    It all ties together with the idea that reaching max adventurer and having the max gear level should take about the same time as reaching max crafter level and being able to craft the max gear. If one is much easier than the other then it will dominate and make the harder option irrelevant.


    By reducing the number of items one needs to craft to go up a skill tier, and increasing the time it takes to creaft each time we end up with a similar amount of time as if each item were created in 1 min, but you needed 10-15 times more items before you "level up".

    Overall I think it is much more realistic, balanced, and engaging system.




    I definitely wouldn't want what you describe with raid drops to happen. But maybe if those raid drops are not so rare then people will freely sell them?  Maybe killing 100 Salamanders duting the raid dropped 20 fire eyes which while valuable, are pretty mucha guarantee to drop in such quantities every time. Of course the guilds will favor their crafters first, but there might just be enough to sell some to crafters who have the money but not the raid connections. I believe if balanced right, shortly after raids start, the rare items will start trickling out into the market even if at high prices. Plus let's not forget that to finalize that uber-item the crafter might need to be part of a raid to get to a special forge anyway. Might get the item for being part of the group and/or crafting the item for whatever guild is organizing the raid.

    If raiders and crafters are to be interdependent, crafters will have to need something from raiders, and something more than just escort to that special forge at the end of the raid.



    Thanks for the kind words. I love crafting and am tired of it always taking second place to the "action" part of a game. There really is no reason for that, after all didn't everything we use while adventuring come from a crafter?

    When playing games I keep thinking how it could have been better, and I end up with a lot of ideas. I keep improving the system in my head and it is at a stage that would require a major effort to make it happen. I tried to describe the parts of it I think could fit what I know of Pantheon.

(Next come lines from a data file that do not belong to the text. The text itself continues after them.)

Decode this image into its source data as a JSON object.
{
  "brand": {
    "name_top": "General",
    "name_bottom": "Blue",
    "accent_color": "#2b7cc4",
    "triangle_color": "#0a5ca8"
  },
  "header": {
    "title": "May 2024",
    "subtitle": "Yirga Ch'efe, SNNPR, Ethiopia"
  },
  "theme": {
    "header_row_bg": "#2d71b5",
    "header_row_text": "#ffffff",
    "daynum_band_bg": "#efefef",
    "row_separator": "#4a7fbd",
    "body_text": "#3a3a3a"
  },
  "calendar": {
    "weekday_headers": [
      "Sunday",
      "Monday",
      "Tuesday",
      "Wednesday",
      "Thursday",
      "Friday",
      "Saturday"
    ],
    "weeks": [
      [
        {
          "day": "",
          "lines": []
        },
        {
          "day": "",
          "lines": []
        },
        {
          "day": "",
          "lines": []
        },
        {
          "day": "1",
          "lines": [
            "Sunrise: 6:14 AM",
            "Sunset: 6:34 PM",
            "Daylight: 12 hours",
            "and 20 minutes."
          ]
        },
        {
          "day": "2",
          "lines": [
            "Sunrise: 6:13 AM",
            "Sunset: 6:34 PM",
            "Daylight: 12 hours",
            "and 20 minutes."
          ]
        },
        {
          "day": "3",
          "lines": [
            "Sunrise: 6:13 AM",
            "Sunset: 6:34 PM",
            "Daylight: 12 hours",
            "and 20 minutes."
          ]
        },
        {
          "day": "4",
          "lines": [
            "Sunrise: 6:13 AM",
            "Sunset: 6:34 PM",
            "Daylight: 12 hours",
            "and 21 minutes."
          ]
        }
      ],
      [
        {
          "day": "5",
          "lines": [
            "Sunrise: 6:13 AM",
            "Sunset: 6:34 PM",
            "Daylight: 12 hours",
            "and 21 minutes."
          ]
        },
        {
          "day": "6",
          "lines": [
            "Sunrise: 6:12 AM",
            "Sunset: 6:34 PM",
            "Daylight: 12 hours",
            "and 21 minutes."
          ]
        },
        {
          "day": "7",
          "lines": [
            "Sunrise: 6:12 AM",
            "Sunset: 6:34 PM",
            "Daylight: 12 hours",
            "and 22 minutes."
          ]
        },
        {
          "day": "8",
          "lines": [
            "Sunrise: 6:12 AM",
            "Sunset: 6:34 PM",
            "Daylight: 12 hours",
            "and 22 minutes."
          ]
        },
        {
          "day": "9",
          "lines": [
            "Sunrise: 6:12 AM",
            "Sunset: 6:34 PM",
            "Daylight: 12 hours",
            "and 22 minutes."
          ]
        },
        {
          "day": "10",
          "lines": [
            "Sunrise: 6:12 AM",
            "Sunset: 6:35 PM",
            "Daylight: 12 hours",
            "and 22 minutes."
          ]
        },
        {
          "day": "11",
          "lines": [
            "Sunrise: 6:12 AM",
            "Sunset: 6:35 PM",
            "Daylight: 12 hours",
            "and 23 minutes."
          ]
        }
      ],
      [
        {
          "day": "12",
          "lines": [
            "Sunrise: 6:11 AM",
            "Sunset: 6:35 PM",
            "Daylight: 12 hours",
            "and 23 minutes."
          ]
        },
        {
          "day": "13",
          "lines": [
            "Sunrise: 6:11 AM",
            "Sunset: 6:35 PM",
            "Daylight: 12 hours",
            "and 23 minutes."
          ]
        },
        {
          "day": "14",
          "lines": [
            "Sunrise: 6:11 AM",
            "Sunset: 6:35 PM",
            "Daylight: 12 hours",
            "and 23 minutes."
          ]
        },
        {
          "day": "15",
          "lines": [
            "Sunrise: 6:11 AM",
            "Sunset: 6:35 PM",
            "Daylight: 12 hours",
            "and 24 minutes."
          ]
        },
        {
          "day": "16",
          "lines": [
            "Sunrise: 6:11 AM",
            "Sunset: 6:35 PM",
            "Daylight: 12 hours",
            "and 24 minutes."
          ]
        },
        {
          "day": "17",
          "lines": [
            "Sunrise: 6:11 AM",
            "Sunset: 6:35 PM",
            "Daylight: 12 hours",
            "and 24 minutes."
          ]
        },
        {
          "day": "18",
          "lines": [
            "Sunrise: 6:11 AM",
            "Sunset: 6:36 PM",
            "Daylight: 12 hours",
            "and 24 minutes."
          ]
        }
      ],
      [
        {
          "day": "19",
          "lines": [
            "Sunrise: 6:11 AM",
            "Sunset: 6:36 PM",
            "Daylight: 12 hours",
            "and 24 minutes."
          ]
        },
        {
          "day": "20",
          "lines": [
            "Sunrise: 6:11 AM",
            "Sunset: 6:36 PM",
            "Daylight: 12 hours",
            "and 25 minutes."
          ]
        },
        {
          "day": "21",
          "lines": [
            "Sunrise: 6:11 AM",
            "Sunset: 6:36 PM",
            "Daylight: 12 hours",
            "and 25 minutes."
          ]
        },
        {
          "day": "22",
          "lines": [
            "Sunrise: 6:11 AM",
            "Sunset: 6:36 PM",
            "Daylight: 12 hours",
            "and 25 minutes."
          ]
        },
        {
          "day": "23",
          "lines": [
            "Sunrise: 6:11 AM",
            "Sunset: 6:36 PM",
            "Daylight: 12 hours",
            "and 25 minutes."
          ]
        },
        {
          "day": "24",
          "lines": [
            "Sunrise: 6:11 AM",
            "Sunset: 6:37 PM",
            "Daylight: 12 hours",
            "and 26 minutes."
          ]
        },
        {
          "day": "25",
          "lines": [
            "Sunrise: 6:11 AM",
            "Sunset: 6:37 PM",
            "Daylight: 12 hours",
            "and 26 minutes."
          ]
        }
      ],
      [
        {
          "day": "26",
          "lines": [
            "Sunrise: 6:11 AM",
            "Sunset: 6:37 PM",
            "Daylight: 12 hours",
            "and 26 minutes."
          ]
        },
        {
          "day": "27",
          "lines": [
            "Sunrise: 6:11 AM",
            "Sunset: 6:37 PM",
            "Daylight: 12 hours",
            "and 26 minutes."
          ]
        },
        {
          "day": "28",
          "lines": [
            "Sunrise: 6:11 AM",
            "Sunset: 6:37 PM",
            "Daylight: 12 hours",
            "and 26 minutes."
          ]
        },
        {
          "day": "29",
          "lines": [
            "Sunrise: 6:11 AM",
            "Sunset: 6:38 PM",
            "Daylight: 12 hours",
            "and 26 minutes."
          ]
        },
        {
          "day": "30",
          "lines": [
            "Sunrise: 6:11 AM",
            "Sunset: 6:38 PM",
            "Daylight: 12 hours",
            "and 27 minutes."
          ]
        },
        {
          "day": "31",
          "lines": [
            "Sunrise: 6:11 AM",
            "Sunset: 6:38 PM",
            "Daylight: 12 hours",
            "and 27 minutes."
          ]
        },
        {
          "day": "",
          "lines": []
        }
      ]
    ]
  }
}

    This post was edited by Locuus at March 8, 2017 8:14 AM PST
    • 466 posts
    March 24, 2017 3:41 PM PDT

    Did you play Vanguard and EQ2 ?

    Just asking because what you described is almost exactly how trade skills were in those 2 games - a "minigame" , several stages in the crafting process , different qualities of finished and intermediate products etc .

    Then in VG,EQ2 there was equipment and skills that could made you more proficient in this or that particular stage of the crafting process .

    So as Brad was there when the VG trade skill system was designed, one could make an educated guess that in Pantheon it will be the same or better .